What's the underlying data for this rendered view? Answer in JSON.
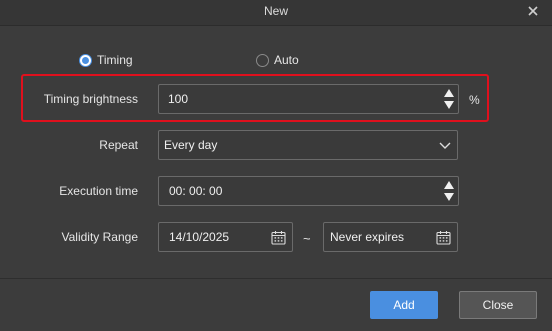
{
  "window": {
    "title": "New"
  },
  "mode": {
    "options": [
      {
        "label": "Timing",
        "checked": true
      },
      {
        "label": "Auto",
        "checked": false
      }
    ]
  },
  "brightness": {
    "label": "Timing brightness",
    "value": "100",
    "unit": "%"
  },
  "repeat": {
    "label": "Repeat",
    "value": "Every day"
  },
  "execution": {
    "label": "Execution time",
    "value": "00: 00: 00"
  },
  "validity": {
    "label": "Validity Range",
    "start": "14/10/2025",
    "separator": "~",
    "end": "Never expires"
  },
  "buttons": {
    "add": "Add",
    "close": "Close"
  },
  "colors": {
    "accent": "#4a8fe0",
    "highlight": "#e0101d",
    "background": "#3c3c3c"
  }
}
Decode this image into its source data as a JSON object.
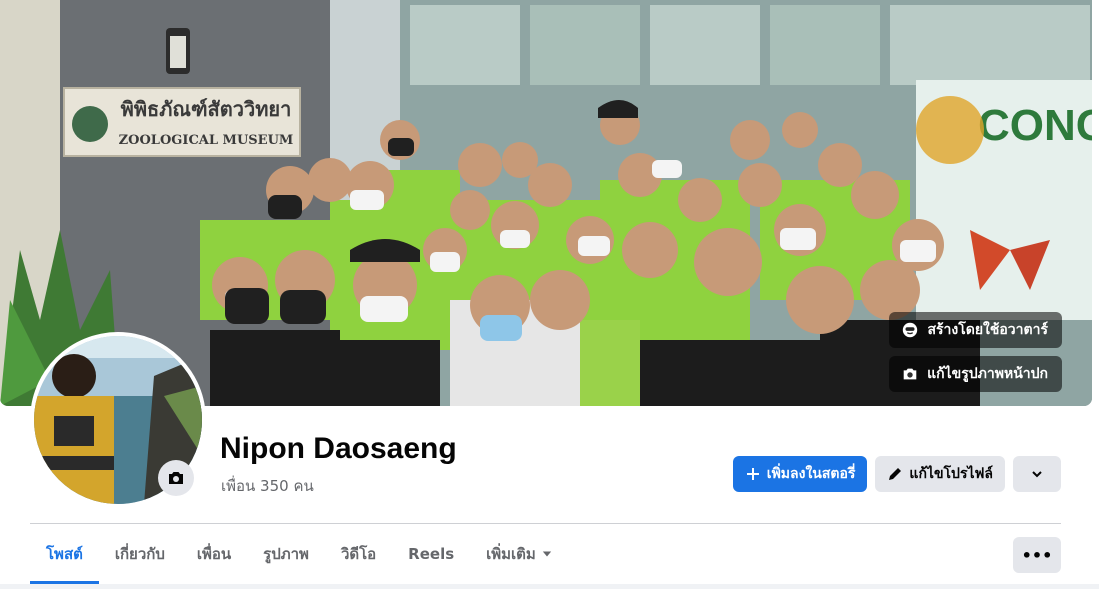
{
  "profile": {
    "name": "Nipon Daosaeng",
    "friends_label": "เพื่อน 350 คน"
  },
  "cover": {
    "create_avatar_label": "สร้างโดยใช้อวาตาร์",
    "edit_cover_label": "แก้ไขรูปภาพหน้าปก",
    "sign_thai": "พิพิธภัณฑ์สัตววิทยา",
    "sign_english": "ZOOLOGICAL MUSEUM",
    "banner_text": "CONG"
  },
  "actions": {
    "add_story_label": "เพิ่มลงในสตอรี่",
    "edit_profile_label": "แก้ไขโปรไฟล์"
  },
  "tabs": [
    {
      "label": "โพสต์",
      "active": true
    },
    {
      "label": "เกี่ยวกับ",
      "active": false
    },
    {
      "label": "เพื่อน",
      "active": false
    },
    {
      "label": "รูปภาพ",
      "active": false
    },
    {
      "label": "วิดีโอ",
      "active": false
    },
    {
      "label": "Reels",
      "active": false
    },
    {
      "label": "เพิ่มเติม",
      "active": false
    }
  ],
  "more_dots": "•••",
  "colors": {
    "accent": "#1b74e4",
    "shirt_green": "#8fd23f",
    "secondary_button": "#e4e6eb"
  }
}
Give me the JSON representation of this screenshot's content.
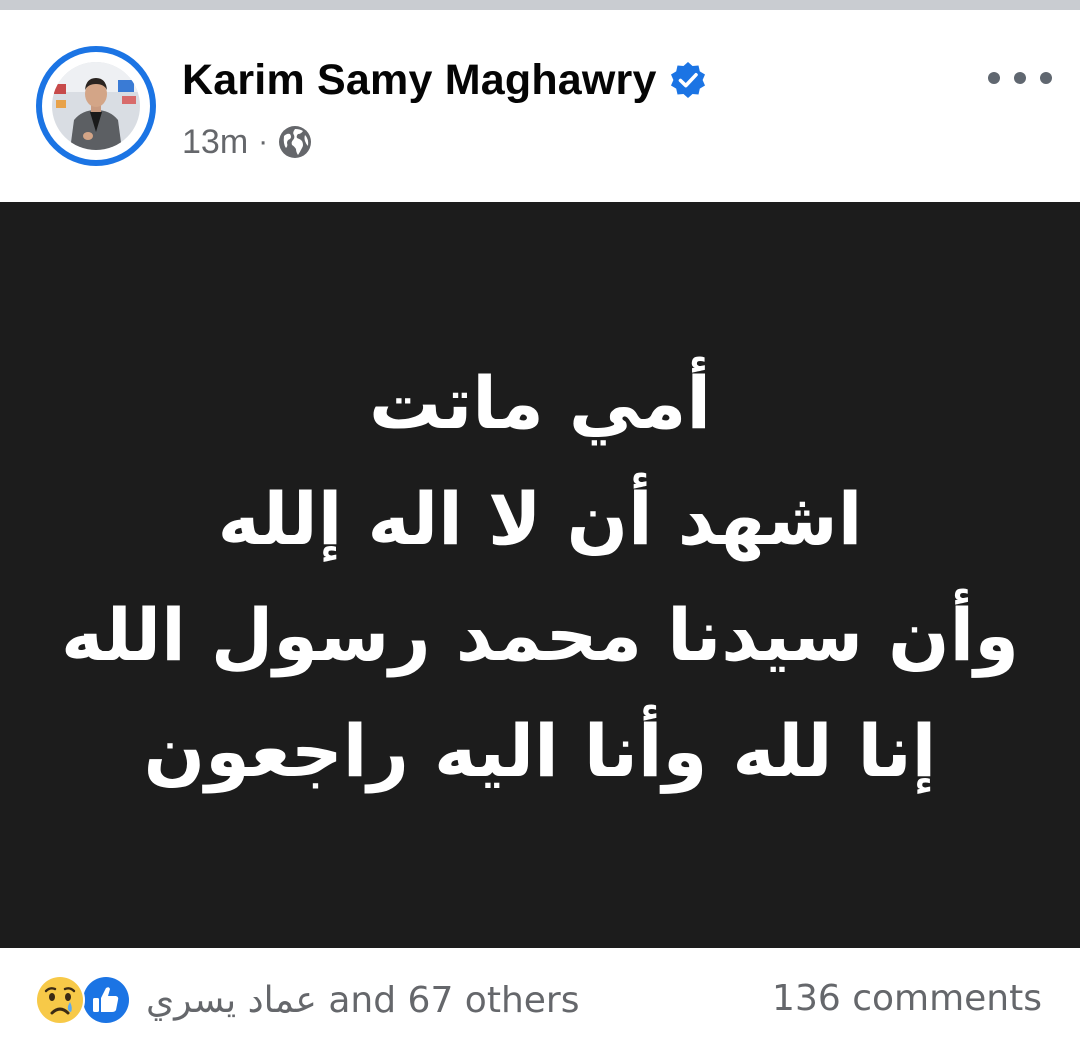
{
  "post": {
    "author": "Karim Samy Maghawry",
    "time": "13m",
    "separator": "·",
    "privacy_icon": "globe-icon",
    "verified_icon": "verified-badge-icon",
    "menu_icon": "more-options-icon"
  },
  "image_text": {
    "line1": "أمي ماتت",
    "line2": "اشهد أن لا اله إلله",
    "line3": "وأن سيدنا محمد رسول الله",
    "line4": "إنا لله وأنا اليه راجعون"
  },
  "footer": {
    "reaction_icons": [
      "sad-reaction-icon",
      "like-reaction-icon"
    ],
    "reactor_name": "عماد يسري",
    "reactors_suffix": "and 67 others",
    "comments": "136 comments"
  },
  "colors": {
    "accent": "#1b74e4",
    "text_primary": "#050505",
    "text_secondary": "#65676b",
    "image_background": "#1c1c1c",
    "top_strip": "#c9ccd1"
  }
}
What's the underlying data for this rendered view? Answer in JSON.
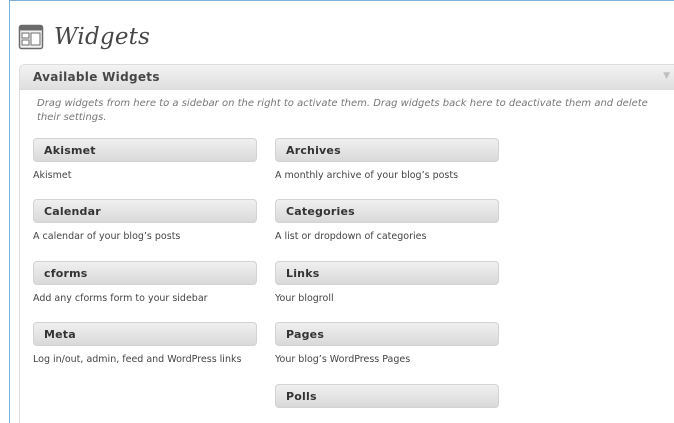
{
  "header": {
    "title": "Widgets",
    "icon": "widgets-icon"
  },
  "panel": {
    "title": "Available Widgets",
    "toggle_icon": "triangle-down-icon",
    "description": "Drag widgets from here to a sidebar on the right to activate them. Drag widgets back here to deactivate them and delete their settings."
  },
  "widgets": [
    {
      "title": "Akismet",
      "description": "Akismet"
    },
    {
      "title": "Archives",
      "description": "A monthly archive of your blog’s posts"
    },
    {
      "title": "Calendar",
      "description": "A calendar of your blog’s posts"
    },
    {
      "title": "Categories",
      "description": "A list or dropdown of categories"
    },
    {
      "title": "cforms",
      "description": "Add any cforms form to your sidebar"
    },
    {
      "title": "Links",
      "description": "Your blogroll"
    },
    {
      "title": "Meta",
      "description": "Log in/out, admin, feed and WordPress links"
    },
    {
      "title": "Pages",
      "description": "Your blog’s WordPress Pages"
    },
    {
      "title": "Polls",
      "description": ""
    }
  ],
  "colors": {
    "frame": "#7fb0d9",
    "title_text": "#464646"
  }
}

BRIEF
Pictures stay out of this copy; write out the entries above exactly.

THE COMPLETED TASK
What's the underlying data for this rendered view? Answer in JSON.
{
  "window": {
    "title": "New"
  },
  "mode": {
    "options": [
      {
        "label": "Timing",
        "checked": true
      },
      {
        "label": "Auto",
        "checked": false
      }
    ]
  },
  "brightness": {
    "label": "Timing brightness",
    "value": "100",
    "unit": "%"
  },
  "repeat": {
    "label": "Repeat",
    "value": "Every day"
  },
  "execution": {
    "label": "Execution time",
    "value": "00: 00: 00"
  },
  "validity": {
    "label": "Validity Range",
    "start": "14/10/2025",
    "separator": "~",
    "end": "Never expires"
  },
  "buttons": {
    "add": "Add",
    "close": "Close"
  },
  "colors": {
    "accent": "#4a8fe0",
    "highlight": "#e0101d",
    "background": "#3c3c3c"
  }
}
Decode this image into its source data as a JSON object.
{
  "profile": {
    "name": "Nipon Daosaeng",
    "friends_label": "เพื่อน 350 คน"
  },
  "cover": {
    "create_avatar_label": "สร้างโดยใช้อวาตาร์",
    "edit_cover_label": "แก้ไขรูปภาพหน้าปก",
    "sign_thai": "พิพิธภัณฑ์สัตววิทยา",
    "sign_english": "ZOOLOGICAL MUSEUM",
    "banner_text": "CONG"
  },
  "actions": {
    "add_story_label": "เพิ่มลงในสตอรี่",
    "edit_profile_label": "แก้ไขโปรไฟล์"
  },
  "tabs": [
    {
      "label": "โพสต์",
      "active": true
    },
    {
      "label": "เกี่ยวกับ",
      "active": false
    },
    {
      "label": "เพื่อน",
      "active": false
    },
    {
      "label": "รูปภาพ",
      "active": false
    },
    {
      "label": "วิดีโอ",
      "active": false
    },
    {
      "label": "Reels",
      "active": false
    },
    {
      "label": "เพิ่มเติม",
      "active": false
    }
  ],
  "more_dots": "•••",
  "colors": {
    "accent": "#1b74e4",
    "shirt_green": "#8fd23f",
    "secondary_button": "#e4e6eb"
  }
}
Give me the JSON representation of this screenshot's content.
{
  "post": {
    "author": "Karim Samy Maghawry",
    "time": "13m",
    "separator": "·",
    "privacy_icon": "globe-icon",
    "verified_icon": "verified-badge-icon",
    "menu_icon": "more-options-icon"
  },
  "image_text": {
    "line1": "أمي ماتت",
    "line2": "اشهد أن لا اله إلله",
    "line3": "وأن سيدنا محمد رسول الله",
    "line4": "إنا لله وأنا اليه راجعون"
  },
  "footer": {
    "reaction_icons": [
      "sad-reaction-icon",
      "like-reaction-icon"
    ],
    "reactor_name": "عماد يسري",
    "reactors_suffix": "and 67 others",
    "comments": "136 comments"
  },
  "colors": {
    "accent": "#1b74e4",
    "text_primary": "#050505",
    "text_secondary": "#65676b",
    "image_background": "#1c1c1c",
    "top_strip": "#c9ccd1"
  }
}
What's the underlying data for this rendered view? Answer in JSON.
{
  "header": {
    "title": "Widgets",
    "icon": "widgets-icon"
  },
  "panel": {
    "title": "Available Widgets",
    "toggle_icon": "triangle-down-icon",
    "description": "Drag widgets from here to a sidebar on the right to activate them. Drag widgets back here to deactivate them and delete their settings."
  },
  "widgets": [
    {
      "title": "Akismet",
      "description": "Akismet"
    },
    {
      "title": "Archives",
      "description": "A monthly archive of your blog’s posts"
    },
    {
      "title": "Calendar",
      "description": "A calendar of your blog’s posts"
    },
    {
      "title": "Categories",
      "description": "A list or dropdown of categories"
    },
    {
      "title": "cforms",
      "description": "Add any cforms form to your sidebar"
    },
    {
      "title": "Links",
      "description": "Your blogroll"
    },
    {
      "title": "Meta",
      "description": "Log in/out, admin, feed and WordPress links"
    },
    {
      "title": "Pages",
      "description": "Your blog’s WordPress Pages"
    },
    {
      "title": "Polls",
      "description": ""
    }
  ],
  "colors": {
    "frame": "#7fb0d9",
    "title_text": "#464646"
  }
}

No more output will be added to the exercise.